(a). If state Z were achieved, James would have taken the money
(b). If state Z were obtained, James would have refused to make money.
Plantinga argument importantly relies on condition above (a) or (b) being correct and the other false unless otherwise. Plantinga argues the outcome of such interactions consequence of the invalid state is true cannot be conditioned by God. To demonstrate this Plantinga reasons that if (a) is true, it is not possible for God to create a world where Z is met, and James still refuse to take the offer. Consequently, the possibility (a) and (b) not having opposite truth conditions (true and false), considering other assumptions by Plantinga this particular case collapse.
When we consider Mackie’s argument that there is no valid reason for God to allow evil to happen, Plantinga claims that even though God is omnipotent, it was beyond Gods power to develop a world with only moral good without moral evil. Looking at a case where a police officer has the freedom to take a bribe or refuse to make it. What God wants to the police officer to do depend on if the conditions illustrate below is correct.
(d) If P were to meet the criteria of being actualized and made true, then the police officer would accept the bribe; or (f) if P was achieved, the police officer would not take the bribe. It is detrimental to note that one of these conditions must be true. If the situation is true then God actualizes P, then the police officer will take the bribe and Gods desire will not be met. If the condition is true and God achieves P, then the police will refuse to accept the bribe and Gods desire will be fulfilled. Moving to the next step we consider world (f) where P is true and police officer freely declines to take the bribe. But if (d) is true, it is not possible for God to actualize World (d). Since either (d) or (f) must be right, it illustrates that there is one world (world (d) or world (f)) that cannot be actualized by God despite his omnipotence. Plantinga argues that the case is valid for every individual existing in the world. Therefore every free individual in the world would at least take the wrong action. No matter which conditions God put on the planet every person would go wrong because of free will.
Philosophers believe that Plantinga was victorious and it was an easy one. Mackie admitted the fact that plating proved the possibility of coexistence of God and evil is logically consistent. Even though making still question if plating had thoroughly tackled the problems associated with crime. The approach emanated from the aspect that Plantinga provides sentiments of why God allows sin and sufferings but does not account for evidence relating to the subject. Currently, arguments are stating that the evil happenings and sufferings are results of Gods nonexistence. Plantinga clarified most of the notions surrounding the logical problem of evil in satisfactory format.

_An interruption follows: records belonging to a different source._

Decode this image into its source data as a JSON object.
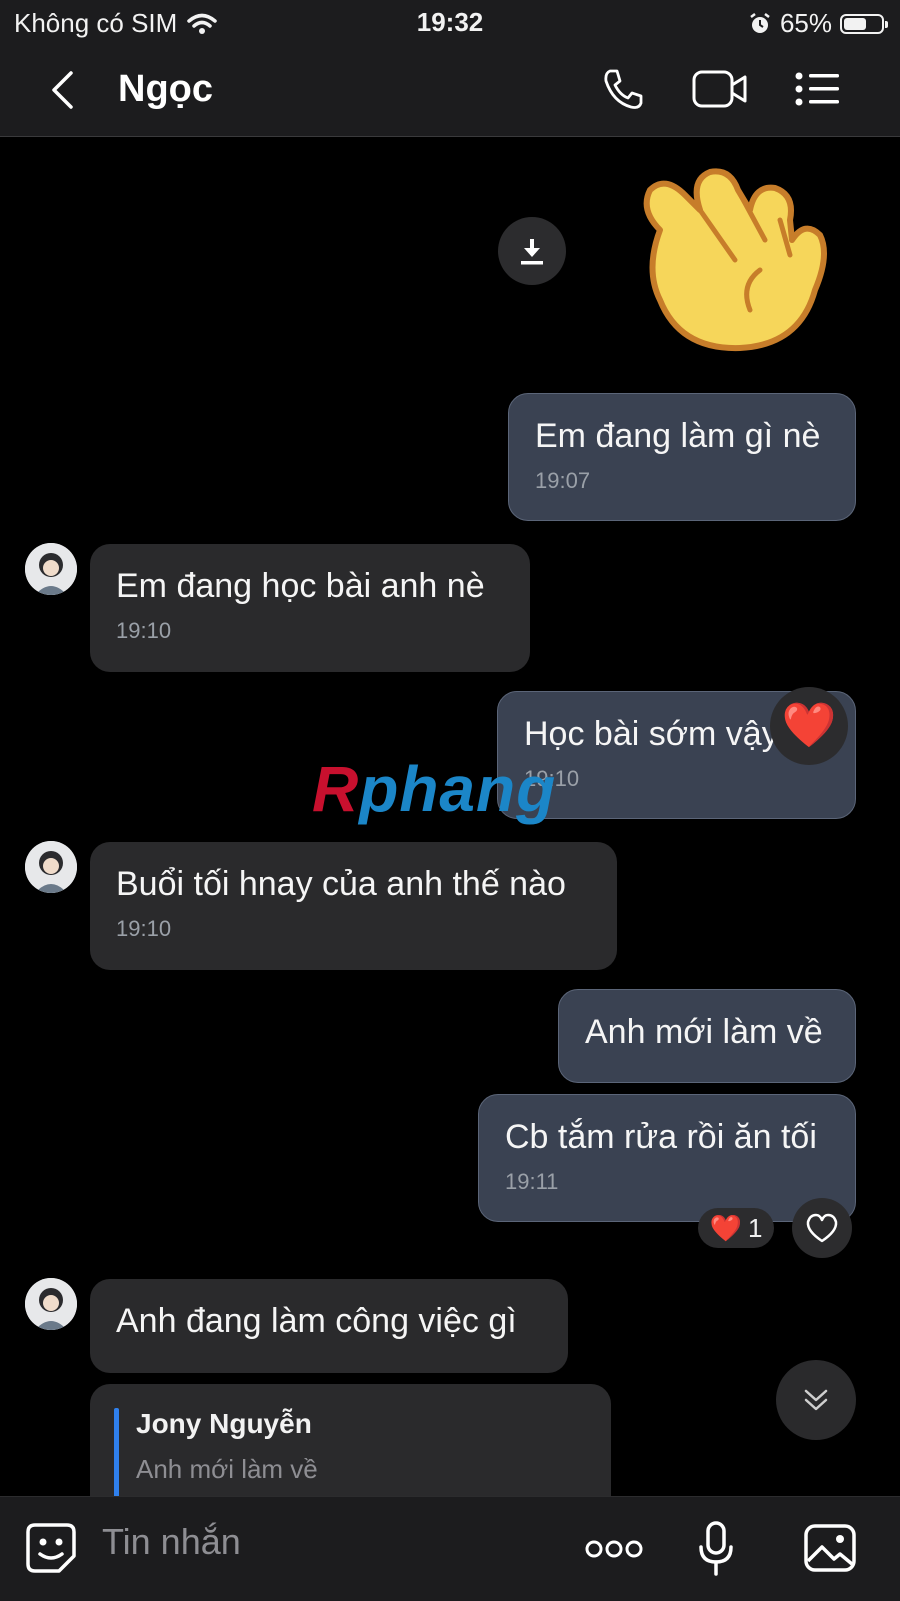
{
  "status_bar": {
    "carrier": "Không có SIM",
    "time": "19:32",
    "battery": "65%",
    "battery_level": 0.65
  },
  "header": {
    "title": "Ngọc",
    "icons": [
      "back-icon",
      "phone-icon",
      "video-icon",
      "menu-icon"
    ]
  },
  "watermark": {
    "part1": "R",
    "part2": "phang"
  },
  "messages": [
    {
      "id": "m1",
      "from": "me",
      "text": "Em đang làm gì nè",
      "time": "19:07"
    },
    {
      "id": "m2",
      "from": "them",
      "text": "Em đang học bài anh nè",
      "time": "19:10"
    },
    {
      "id": "m3",
      "from": "me",
      "text": "Học bài sớm vậy",
      "time": "19:10",
      "reaction": "❤️"
    },
    {
      "id": "m4",
      "from": "them",
      "text": "Buổi tối hnay của anh thế nào",
      "time": "19:10"
    },
    {
      "id": "m5",
      "from": "me",
      "text": "Anh mới làm về",
      "time": ""
    },
    {
      "id": "m6",
      "from": "me",
      "text": "Cb tắm rửa rồi ăn tối",
      "time": "19:11",
      "reaction_count": "1"
    },
    {
      "id": "m7",
      "from": "them",
      "text": "Anh đang làm công việc gì",
      "time": ""
    }
  ],
  "reply_preview": {
    "name": "Jony Nguyễn",
    "quoted": "Anh mới làm về"
  },
  "reaction_emoji": "❤️",
  "input": {
    "placeholder": "Tin nhắn"
  },
  "colors": {
    "background": "#000000",
    "my_bubble": "#3a4252",
    "their_bubble": "#2a2a2c",
    "accent": "#2f80ed"
  }
}
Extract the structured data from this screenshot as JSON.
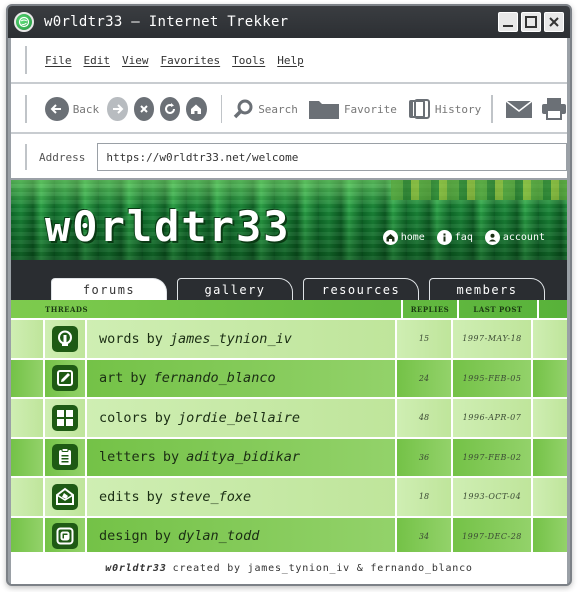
{
  "window": {
    "title": "w0rldtr33 – Internet Trekker",
    "logo_icon": "globe-icon"
  },
  "menu": [
    "File",
    "Edit",
    "View",
    "Favorites",
    "Tools",
    "Help"
  ],
  "toolbar": {
    "back_label": "Back",
    "search_label": "Search",
    "favorite_label": "Favorite",
    "history_label": "History"
  },
  "address": {
    "label": "Address",
    "url": "https://w0rldtr33.net/welcome"
  },
  "site": {
    "logo": "w0rldtr33",
    "nav": [
      {
        "label": "home",
        "icon": "home-icon"
      },
      {
        "label": "faq",
        "icon": "info-icon"
      },
      {
        "label": "account",
        "icon": "user-icon"
      }
    ],
    "tabs": [
      "forums",
      "gallery",
      "resources",
      "members"
    ],
    "active_tab": "forums"
  },
  "table": {
    "headers": {
      "threads": "THREADS",
      "replies": "REPLIES",
      "last_post": "LAST POST"
    },
    "rows": [
      {
        "icon": "lightbulb-icon",
        "topic": "words",
        "by": "by",
        "author": "james_tynion_iv",
        "replies": "15",
        "last_post": "1997-MAY-18"
      },
      {
        "icon": "pencil-icon",
        "topic": "art",
        "by": "by",
        "author": "fernando_blanco",
        "replies": "24",
        "last_post": "1995-FEB-05"
      },
      {
        "icon": "grid-icon",
        "topic": "colors",
        "by": "by",
        "author": "jordie_bellaire",
        "replies": "48",
        "last_post": "1996-APR-07"
      },
      {
        "icon": "clipboard-icon",
        "topic": "letters",
        "by": "by",
        "author": "aditya_bidikar",
        "replies": "36",
        "last_post": "1997-FEB-02"
      },
      {
        "icon": "mail-edit-icon",
        "topic": "edits",
        "by": "by",
        "author": "steve_foxe",
        "replies": "18",
        "last_post": "1993-OCT-04"
      },
      {
        "icon": "design-icon",
        "topic": "design",
        "by": "by",
        "author": "dylan_todd",
        "replies": "34",
        "last_post": "1997-DEC-28"
      }
    ]
  },
  "footer": {
    "brand": "w0rldtr33",
    "text": "created by james_tynion_iv & fernando_blanco"
  },
  "colors": {
    "accent_green": "#58b23a",
    "dark_green": "#1e5a14",
    "titlebar": "#2c2f33"
  }
}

This paper has analyzed the free will defense responses to Mackie’s logical problem of evil identifying and illustrating critical assumptions. It has summarized vital points surrounding the subject and provided analysis of the issue using two illustrations included in the paper. The examples have been used to demonstrate the assumptions for clarity and understanding. Natural evil robs individual’s satisfaction with self. It is meant to make an individual humble, reflect on the importance of temporal good, frailness and to turn away from doing evil things. Since God is above humanity, He can choose wrong or right and this is one element or power shared with understanding to demonstrate our likeness with God. It is therefore essential as the morally upright individual to strive all the time to do good though we were created inclined towards sin. It is our responsibility to align self with moral right and avoid evil at all cost. Despite the existence of natural evil it is meant to guide humanity towards moral goodness.